Here’s Audrey on the FUTURE:
I plan to apply the skills [I’ve learned] by working in roles where I can serve the greater good. Every industry is shaped by technology now, and I hope to one day work for a non-profit that uses code to benefit underserved communities around the world.”
Queenie Lau is a rising senior at UC Berkeley studying computer science and film. While there, she founded their Girls Who Code College Loop, interned as a mobile app developer for the official UC Berkeley mobile app, worked as a L&S video production specialist, and served as a fabrication team member for Museum of Tomorrow. “I strive to build inclusive and accessible products to produce engaging user experiences,” Queenie says. She was first introduced to GWC through a friend who had completed aa previous summer immersion program. “I knew I wanted to be a part of a welcoming, diverse community that celebrates individuality and fosters personal growth,” she says. Through GWC, she’s even helped to build a filter modeled after Doja Cat’s Coachella Planet Her performance using Meta’s studio tool called Spark AR.
Here’s Queenie on the FUTURE:
“Opportunities and resources offered by Girls Who Code such as our Doja Cat and Meta collaborations and women in STEM spotlights have reshaped my preconceived notion of what a programmer looks like and does. Girls Who Code has taught me how to be a better leader, a better engineer, and a better listener. The phrase “aspire to inspire” comes to mind when thinking about my future because sometimes we just need someone to believe in us for us to believe in ourselves and Girls Who Code is the epitome of that.
I’ve realized that learning how to code and ultimately pursuing a career in technology means that we have to be learners for life. There will always be new, innovative technologies and areas of contribution that I will know little to nothing about, but I think this is exactly the reason why I want to be in this field. Researching new technology, ideating and collaborating on a plan of action, and seeing an idea come to fruition is one of the most fulfilling and rewarding feelings in the world. This is what inspires me to keep learning, creating, and sharing my knowledge with others.”

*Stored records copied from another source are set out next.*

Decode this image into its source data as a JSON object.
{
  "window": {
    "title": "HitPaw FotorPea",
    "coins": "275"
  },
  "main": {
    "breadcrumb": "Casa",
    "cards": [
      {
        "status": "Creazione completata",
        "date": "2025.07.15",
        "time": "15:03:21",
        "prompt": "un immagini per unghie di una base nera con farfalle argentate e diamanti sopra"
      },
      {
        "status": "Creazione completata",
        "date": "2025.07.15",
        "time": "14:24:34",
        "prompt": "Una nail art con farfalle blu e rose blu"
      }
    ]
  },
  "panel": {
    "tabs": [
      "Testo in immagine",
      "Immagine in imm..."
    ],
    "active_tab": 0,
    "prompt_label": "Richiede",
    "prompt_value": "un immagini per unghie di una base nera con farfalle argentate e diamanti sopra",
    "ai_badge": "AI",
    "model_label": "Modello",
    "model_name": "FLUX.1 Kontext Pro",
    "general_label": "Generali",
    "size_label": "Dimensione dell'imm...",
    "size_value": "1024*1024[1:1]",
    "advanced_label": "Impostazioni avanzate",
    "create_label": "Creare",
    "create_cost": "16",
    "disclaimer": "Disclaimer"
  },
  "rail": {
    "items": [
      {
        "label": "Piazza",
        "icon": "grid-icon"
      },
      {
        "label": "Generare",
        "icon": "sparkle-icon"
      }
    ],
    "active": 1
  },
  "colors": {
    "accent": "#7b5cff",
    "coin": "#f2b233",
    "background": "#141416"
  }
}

April Breedlove is a senior at Kennesaw State University studying Computer Science where she is part of the honors program, as well as a member of organizations including Women in Technology, Society of Women Engineers, and Girls Who Code. She is completing a software engineering internship with The Walt Disney Company, and plans to continue working there full time as a software engineer after graduation. “Prior to joining Girls Who Code, I was not surrounded by other young girls who were also interested in coding,” says April. But, “meeting likeminded individuals who were so similar to me was lifechanging. This organization taught me that it is okay to have a strong voice in the tech sphere because my voice matters. Today, in my internship with Disney, I am using the powerful voice that Girls Who Code introduced to me. I am not afraid to speak up in meetings, to be honest with my coworkers, and to reach out for help whenever I need it.” In short: “Girls Who Code has played an integral role in the achievement of my dreams.”
Here’s April on the FUTURE:
“Coding is more than just sitting in front of a computer and typing words on a screen. It teaches you problem-solving skills, research skills, and how to navigate the world more efficiently. Coding has equipped me with a plethora of skills and techniques that will take me far beyond the office and will allow me to continue making a positive impact on the lives of others. I am so excited to see where my love for computer science will take me next.”